"We were contacted by the Troon golf people and the Salt River Pima-Maricopa Indian community to design two completely different courses," Coore said. "The land was totally flat and treeless, but the beauty was for golf only and not a housing development. We were told to make the courses as opposite as we could, but make them user-friendly."
Coore describes the North as open, windswept, low-profile and a course that encourages you to play a lot of different shots, depending on what angle you take. One can fly the ball to the hole, roll it from off the greens, chip and run - anything your imagination can handle. The greens are only slightly crowned.
You will use that imagination on the 12th, a 392-yard par-4 risk-reward hole called Gambler. A huge waste bunker and ravine dissects the entire hole, with just a tiny target left, bordered by a barbed-wire fence that is OB. The smart play is to the huge fairway segment right, which appears as a dogleg left on the yardage book.
Tim Mahoney, Director of Golf, says the chip and run is a must for lower scores on the North Course. "It's a valuable tool. Just position the ball back in your stance and use a seven- or eight-iron, lean your weight and shaft towards the target and make a no-wrist swing. This technique achieves the desired maximum ground time for a good shot," he said.
The South Course, Coore says, is more straight-forward. What you see on the tee will tell you what to do. It is more parkland-styled, with trees and water, but you know where to play. The South also features subtle elevation changes, fingered bunkers, tiered landscaping and native cottonwoods and hardwoods.
The Talking Stick name comes from the traditional Pima calendar stick, a wooden branch carved to mark significant events in its history.
Golfweek lists Talking Stick Golf Club, North Course, No. 82 on its Best 100 Modern Courses list.

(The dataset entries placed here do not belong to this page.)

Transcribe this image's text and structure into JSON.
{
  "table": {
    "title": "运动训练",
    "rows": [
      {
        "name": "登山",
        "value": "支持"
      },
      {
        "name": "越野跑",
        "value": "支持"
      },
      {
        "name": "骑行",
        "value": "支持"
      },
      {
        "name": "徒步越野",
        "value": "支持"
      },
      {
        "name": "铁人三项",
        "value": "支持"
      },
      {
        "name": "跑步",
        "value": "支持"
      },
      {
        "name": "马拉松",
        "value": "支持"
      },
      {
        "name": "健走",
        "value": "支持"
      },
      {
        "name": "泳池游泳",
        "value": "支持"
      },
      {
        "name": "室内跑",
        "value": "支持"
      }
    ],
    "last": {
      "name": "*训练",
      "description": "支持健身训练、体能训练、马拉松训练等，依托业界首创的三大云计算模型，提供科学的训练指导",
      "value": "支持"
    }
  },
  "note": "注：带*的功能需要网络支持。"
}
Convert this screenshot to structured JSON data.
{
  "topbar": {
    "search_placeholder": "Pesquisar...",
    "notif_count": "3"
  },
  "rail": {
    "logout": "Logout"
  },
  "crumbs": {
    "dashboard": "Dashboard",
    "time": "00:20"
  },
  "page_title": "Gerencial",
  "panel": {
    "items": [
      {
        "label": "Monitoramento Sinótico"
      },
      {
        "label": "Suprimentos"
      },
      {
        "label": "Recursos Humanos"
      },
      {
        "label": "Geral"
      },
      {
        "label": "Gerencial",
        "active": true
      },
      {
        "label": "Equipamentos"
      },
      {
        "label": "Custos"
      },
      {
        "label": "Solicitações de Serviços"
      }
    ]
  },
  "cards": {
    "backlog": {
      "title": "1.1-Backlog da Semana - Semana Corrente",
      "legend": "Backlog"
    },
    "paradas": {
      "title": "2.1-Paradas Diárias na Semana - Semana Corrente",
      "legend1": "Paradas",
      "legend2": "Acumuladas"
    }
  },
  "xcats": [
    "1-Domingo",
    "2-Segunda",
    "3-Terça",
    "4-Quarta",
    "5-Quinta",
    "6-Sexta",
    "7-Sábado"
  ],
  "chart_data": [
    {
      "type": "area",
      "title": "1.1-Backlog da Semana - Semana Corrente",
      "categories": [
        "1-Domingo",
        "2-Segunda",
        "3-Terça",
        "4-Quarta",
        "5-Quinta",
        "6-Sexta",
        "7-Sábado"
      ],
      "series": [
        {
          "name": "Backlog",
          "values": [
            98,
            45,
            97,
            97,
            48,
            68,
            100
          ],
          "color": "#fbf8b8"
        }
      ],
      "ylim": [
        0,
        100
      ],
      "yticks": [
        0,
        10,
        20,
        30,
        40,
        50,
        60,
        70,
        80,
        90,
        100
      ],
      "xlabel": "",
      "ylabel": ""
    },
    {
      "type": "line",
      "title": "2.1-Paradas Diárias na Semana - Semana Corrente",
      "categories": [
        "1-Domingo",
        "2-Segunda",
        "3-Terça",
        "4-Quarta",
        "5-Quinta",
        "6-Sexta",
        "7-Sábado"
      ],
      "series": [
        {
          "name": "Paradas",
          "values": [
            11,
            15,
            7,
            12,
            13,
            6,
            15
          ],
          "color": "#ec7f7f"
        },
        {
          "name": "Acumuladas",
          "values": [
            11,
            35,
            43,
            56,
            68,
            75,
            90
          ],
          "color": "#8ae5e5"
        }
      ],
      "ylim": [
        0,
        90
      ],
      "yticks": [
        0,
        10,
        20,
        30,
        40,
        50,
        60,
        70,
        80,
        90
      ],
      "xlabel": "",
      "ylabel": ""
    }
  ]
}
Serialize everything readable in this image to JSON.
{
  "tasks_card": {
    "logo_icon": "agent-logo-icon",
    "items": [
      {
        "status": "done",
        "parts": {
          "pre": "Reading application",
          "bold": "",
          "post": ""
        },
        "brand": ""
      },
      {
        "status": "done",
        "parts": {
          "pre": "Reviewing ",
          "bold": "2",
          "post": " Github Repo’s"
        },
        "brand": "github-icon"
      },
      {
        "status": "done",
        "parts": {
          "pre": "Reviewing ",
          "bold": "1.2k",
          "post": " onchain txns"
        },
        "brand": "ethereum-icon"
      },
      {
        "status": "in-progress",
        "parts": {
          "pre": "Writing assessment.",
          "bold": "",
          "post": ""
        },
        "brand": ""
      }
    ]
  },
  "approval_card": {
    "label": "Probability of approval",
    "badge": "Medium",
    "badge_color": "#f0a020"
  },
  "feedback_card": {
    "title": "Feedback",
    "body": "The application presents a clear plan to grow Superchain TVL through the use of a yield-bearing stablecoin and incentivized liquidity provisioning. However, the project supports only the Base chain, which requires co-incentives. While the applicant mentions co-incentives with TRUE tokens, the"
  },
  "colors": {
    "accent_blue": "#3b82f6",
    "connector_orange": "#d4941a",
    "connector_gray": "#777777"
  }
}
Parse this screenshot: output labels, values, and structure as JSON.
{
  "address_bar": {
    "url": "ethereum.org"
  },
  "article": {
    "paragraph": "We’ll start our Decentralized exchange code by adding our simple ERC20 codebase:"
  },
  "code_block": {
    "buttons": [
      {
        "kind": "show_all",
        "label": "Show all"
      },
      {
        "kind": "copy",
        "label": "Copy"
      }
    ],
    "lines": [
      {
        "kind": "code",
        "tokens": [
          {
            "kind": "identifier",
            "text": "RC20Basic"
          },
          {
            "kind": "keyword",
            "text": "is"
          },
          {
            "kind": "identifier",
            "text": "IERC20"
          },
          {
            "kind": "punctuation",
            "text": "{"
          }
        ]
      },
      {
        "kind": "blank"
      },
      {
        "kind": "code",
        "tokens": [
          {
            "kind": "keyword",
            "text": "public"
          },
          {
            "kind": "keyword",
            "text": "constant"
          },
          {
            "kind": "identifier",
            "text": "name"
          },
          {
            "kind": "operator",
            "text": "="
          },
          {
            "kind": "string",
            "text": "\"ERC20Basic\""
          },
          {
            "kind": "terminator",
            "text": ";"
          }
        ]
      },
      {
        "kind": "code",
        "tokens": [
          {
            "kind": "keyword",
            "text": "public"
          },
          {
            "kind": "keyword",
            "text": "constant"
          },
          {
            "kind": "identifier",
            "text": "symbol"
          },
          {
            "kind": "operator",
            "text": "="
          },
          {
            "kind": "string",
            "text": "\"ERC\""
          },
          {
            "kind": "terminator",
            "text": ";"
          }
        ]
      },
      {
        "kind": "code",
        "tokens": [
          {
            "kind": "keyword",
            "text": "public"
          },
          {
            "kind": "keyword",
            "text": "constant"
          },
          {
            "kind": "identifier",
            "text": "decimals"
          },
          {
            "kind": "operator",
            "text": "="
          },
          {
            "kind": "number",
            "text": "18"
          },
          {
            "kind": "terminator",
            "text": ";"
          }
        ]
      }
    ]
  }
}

From Phoenix Airport, take Hwy 202 traveling east to Hwy 101 and head north, exit to the left on McDonald Drive and then turn right on Pima, turn right again on Indian Bend and proceed two miles to the dead end, look for the course is on the left side.
Greens: Tifdwarf Bermuda.
Fairways: Tifway 419 Bermuda - overseeded during the cool season.
Events: Talking Stick has hosted several prominent events since its opening in January of 1998: PGA Tour Qualifying School 1998, 1999, USGA Mid-Amateur 1998. AGA 4-Ball Championship 1998. National Club Championship.
Crenshaw-Coore Web Page: www.bencrenshaw.com/candc.html.
Where to Stay
You can't go wrong with Desert Golf and Vacation Rentals, a premier property management company having brand-new luxury condominiums and townhomes available in both Phoenix and Scottsdale. The staff is made up of avid golfers that know the valley's courses. They will be happy to give you insight from a golfer's point of view.
When planning your personal golf itinerary, they will first listen to your needs, whether it be your skill level, budget or time frame, and then customize your golf package so that all of those needs are met! For a complete list of golf courses and overnight opportunities look up www.desert-golf.com.
Ask for the Condominium Golf Packages at the centrally located Pointe Resort at Tapatio Cliffs.
Sightseeing in Scottsdale
Frank Lloyd Wright literally created Taliesin West "out of the desert." He and his apprentices gathered rocks from the desert floor and sand from the washes to build this great desert masterpiece. Situated on 600 acres of rugged Sonoran desert at the foothills of the McDowell Mountains in Scottsdale, Taliesin West is now a National Historic Landmark. And you can visit it.
Visitors to Taliesin West will not see a museum, but rather a vital and active community of students and architects working together to maintain Wright's vision. Today 70 people live, work and study at Taliesin West.